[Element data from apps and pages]
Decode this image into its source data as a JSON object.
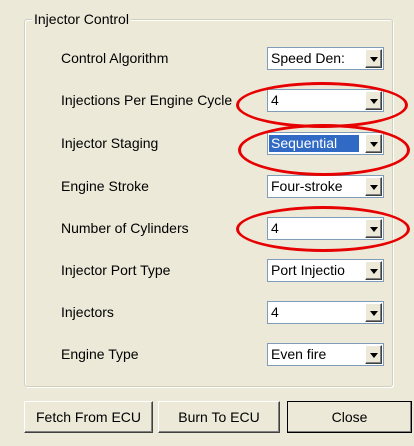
{
  "group": {
    "title": "Injector Control"
  },
  "fields": [
    {
      "label": "Control Algorithm",
      "value": "Speed Den:",
      "selected": false
    },
    {
      "label": "Injections Per Engine Cycle",
      "value": "4",
      "selected": false
    },
    {
      "label": "Injector Staging",
      "value": "Sequential",
      "selected": true
    },
    {
      "label": "Engine Stroke",
      "value": "Four-stroke",
      "selected": false
    },
    {
      "label": "Number of Cylinders",
      "value": "4",
      "selected": false
    },
    {
      "label": "Injector Port Type",
      "value": "Port Injectio",
      "selected": false
    },
    {
      "label": "Injectors",
      "value": "4",
      "selected": false
    },
    {
      "label": "Engine Type",
      "value": "Even fire",
      "selected": false
    }
  ],
  "buttons": {
    "fetch": "Fetch From ECU",
    "burn": "Burn To ECU",
    "close": "Close"
  },
  "annotation_color": "#e60000"
}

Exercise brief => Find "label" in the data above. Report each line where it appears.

Response below =>
      "label": "Control Algorithm",
      "label": "Injections Per Engine Cycle",
      "label": "Injector Staging",
      "label": "Engine Stroke",
      "label": "Number of Cylinders",
      "label": "Injector Port Type",
      "label": "Injectors",
      "label": "Engine Type",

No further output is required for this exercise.